“Businesses who encourage their customers to use low-touch or no-touch forms of payment are the ones most likely to prevent a loss — as are e-commerce sellers who offer their customers payment gateways on their online stores,” Capelvenere adds.
What all this means for the future is still open for debate. One of the questions since the pandemic, says Chaudhuri, is whether the changes in consumer behaviour is a one-off and consumers will go back offline once the pandemic is over. He points to McKinsey research that finds that some behaviours will not revert to pre-pandemic levels. For instance, there will be some parts of the workforce that will continue to work from home. There is also a heightened focus on health and wellbeing, and increased consumption at-home entertainment. Chaudhuri adds that there has also been a structural change in business travel, which he does not expect to return to the levels of before the crisis in the near to medium term. “If you are a treasurer you have to consider what implications this has for your business,” he says.

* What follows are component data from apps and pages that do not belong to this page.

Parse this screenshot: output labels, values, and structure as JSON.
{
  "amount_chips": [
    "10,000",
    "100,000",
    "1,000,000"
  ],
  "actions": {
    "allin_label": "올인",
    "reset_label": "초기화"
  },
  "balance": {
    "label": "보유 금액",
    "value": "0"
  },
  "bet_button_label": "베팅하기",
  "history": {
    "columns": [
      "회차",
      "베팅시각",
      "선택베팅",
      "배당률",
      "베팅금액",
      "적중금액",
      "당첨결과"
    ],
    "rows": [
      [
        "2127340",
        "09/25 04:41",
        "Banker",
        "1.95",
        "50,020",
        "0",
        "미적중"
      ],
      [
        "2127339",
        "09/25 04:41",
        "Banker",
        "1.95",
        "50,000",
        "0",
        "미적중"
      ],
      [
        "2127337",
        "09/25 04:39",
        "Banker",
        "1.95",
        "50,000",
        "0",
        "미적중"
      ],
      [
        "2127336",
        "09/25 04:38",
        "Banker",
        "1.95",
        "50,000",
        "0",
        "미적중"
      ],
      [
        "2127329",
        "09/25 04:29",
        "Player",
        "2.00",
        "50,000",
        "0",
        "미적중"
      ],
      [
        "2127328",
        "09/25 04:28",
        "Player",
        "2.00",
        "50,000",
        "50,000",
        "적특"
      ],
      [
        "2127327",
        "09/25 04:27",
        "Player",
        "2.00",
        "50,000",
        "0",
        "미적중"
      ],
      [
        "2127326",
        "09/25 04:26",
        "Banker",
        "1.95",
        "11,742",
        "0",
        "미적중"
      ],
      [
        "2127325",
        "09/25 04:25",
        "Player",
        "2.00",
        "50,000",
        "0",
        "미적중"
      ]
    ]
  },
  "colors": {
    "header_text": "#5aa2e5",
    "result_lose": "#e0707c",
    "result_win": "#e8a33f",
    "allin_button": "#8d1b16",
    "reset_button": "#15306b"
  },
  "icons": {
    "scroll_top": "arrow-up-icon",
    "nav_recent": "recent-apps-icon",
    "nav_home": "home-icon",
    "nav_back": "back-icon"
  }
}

Capelvenere argues that corporates should be asking themselves how they can make their customers’ lives easier whilst also benefiting their business. He comments that although we don’t know what the lasting effects of the pandemic will be on society, “If there’s one thing that is certain, it’s that the impact it left on the digital world will be a long-lasting one. Now is the time for companies to embrace digital disruption and new innovative technologies. It’s not the time to be complacent. You don’t want to be left behind.”